Saturday, January 28, 2012

Container Gardening- The Basics

Theresa asked if I had any advice or posts on container gardening.  While I had no specific post, I have lots of advice.

I've been container gardening for at least 30 years.  For 12 years I lived in a series of rented apartments, houses, townhouses.  Most of my gardening during that time was in containers.  I've grown it all- roses, daylilies, annuals, perennials, shrubs, herbs and vegetables.  I still do a lot of planting in pots, as accents around the pool and around the yard.

You can go grow anything in containers, but it does take some work and knowledge to grow things well.

Container Size:  The bigger the better.  I would recommend a minimum of 12" in diameter.  Make sure that they have ample drainage holes.  You may have to add more.

Spacing:  Don't over crowd.  I've seen recommendations for 1.5 plants for each inch of pot diameter.  This is much too crowded.  For my 14" pool pots I usually plant five or six plants. They will fill out fast!

Soil:  Avoid the mixes with moisture control additives, in my climate they retain too much moisture and the plants don't grow well till the end of the season when they are extremely root bound.  For permanent plants I mix my own soil.  This would be a peat based mix, very finely ground bark mulch, perlite and a small amount of compost.  For annual and vegetables I use a good quality peat based mix.  I do not use any thing special for drainage, as long as there are enough drain holes I have no problems.

Water:  I soak mine good upon planting, until a good stream of water exits the bottom.  I keep them just moist until the plants show a good growth spurt and then water on my regular schedule.  In summer as the heat increases and the pots fill roots I may have to water in the morning and the evening.  If the soil is dry a half inch down it's time to water.

Fertilizing:  If you are using a mix that has fertilizer added DO NOT feed for at least a month.  After this time I start to add a quarter strength liquid fertilizer every two weeks.  After 60 days I up it half strength.  For mixes with no added fertilizer, follow the directions on a good liquid fertilizer.

Spacing of Pots:  Give them enough room to breathe and fill out.

Caveats:  Watch the height of the plants.  If the pot is too small and the plant too tall, they will blow over in every strong wind. 

Special Note for Vegetables:  I have tried mixed pots and pots of single species.  The pots of a single type always do better.  If the pot is large enough you can use large cages, teepee's, poles whatever you can dream up.

Here are some results:

Vegetables on the pad 6/28/2008

Vegetables on the pad 1 week later 07/03/2008

Rose Brass Band 06/02/2006

Rose Artistry 06/24/2006

Zinnias in 14" pot 07/30/2010
Daylily Border Sentry 06/23/2010. this has been in the same 18" pot for over 10 years!  It has never been repotted.
I could go on and on with examples.

This is just scratching the surface with basic information.  If there are any specific questions, just ask.


  1. Very good advise, and gorgeous results!
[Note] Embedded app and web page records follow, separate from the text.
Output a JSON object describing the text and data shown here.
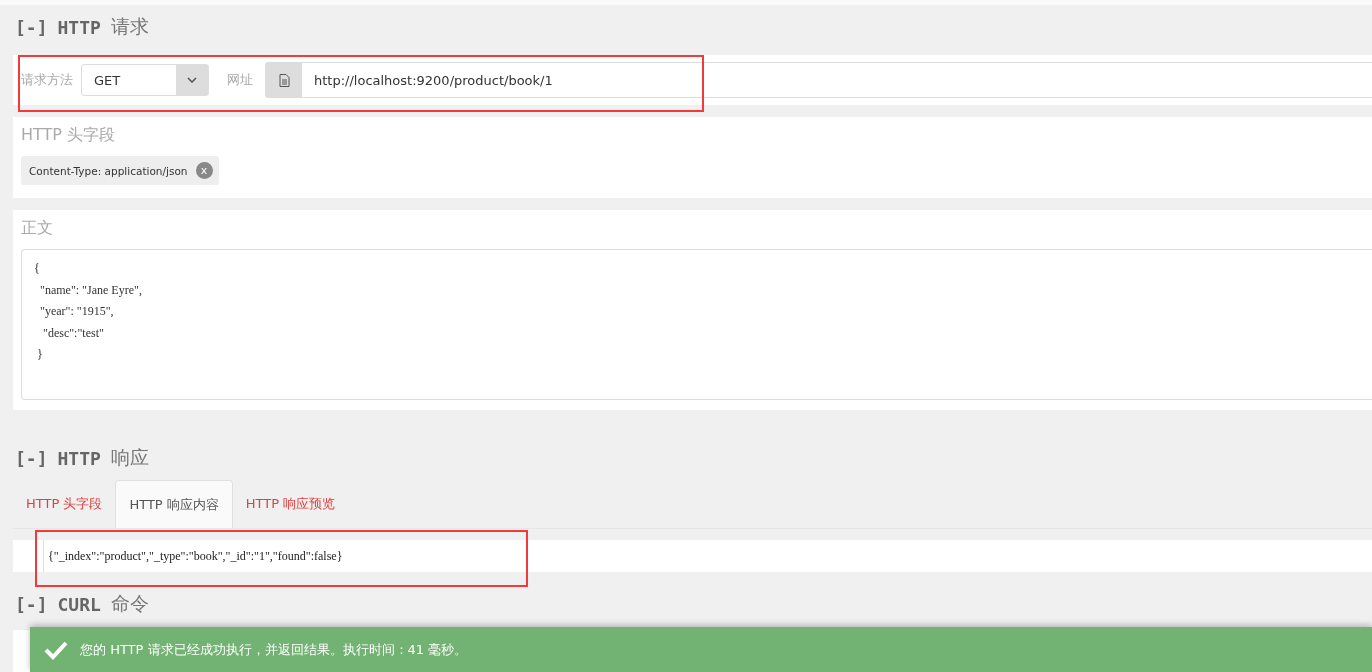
{
  "request": {
    "heading": {
      "toggle": "[-]",
      "title": "HTTP",
      "subtitle": "请求"
    },
    "method_label": "请求方法",
    "method": "GET",
    "url_label": "网址",
    "url": "http://localhost:9200/product/book/1",
    "highlighted": true
  },
  "headers": {
    "title": "HTTP 头字段",
    "tags": [
      {
        "label": "Content-Type: application/json",
        "remove": "x"
      }
    ]
  },
  "body": {
    "title": "正文",
    "lines": [
      "{",
      "  \"name\": \"Jane Eyre\",",
      "  \"year\": \"1915\",",
      "   \"desc\":\"test\"",
      " }"
    ]
  },
  "response": {
    "heading": {
      "toggle": "[-]",
      "title": "HTTP",
      "subtitle": "响应"
    },
    "tabs": [
      {
        "label": "HTTP 头字段",
        "selected": false
      },
      {
        "label": "HTTP 响应内容",
        "selected": true
      },
      {
        "label": "HTTP 响应预览",
        "selected": false
      }
    ],
    "content": "{\"_index\":\"product\",\"_type\":\"book\",\"_id\":\"1\",\"found\":false}",
    "highlighted": true
  },
  "curl": {
    "heading": {
      "toggle": "[-]",
      "title": "CURL",
      "subtitle": "命令"
    }
  },
  "toast": {
    "message": "您的 HTTP 请求已经成功执行，并返回结果。执行时间：41 毫秒。"
  }
}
I've saved your photos as inspiration. Maybe I can have some lovely potted veggies to go with the main garden!

  2. Granny, thanks. It's funny I went through a whole summers worth of pictures and those were the only two I could find of container vegetables. Be careful, by the end of that summer those containers had turned into a jungle!

  3. Ed,

    Thanks so much for all the advice, I greatly appreciate it. I will be exercising your recommendations as soon as I'm able to start spring planting.


  4. Theresa, your welcome. I remember when starting out how difficult it was to sort through all the information.

  5. Some very good advise Ed. Your container garden looked so lush and healthy. Love the roses and the lilies. How do you protect your potted flowers in the winter?

  6. Lona, I have a 6ft privacy fence around the entire back yard. I line the pots against the fence on the southern side. I do this for wind protection. The 18" and larger pots don't freeze solid here.

  7. What great advice! I did some container gardening a year or two ago when I was renting a house, but now that I own 9 acres, I just didn't see the point.

    But after reading your post, I am reminded of just how beautiful and architectural container gardens can be. I might give it a shot this year!

  8. Prairie Cat, even with a yard I still find containers useful. I love using them to add temporary color to various spots around the yard. If I had an out of the way spot, I'd grow a lot more just to rotate into the garden when the are at their peak.

  9. Hi, just a moment back I was searching for the information on Container Gardening and now I am here. So much information, really well executed blog. This is really informative and I will for sure refer my friends the same. Thanks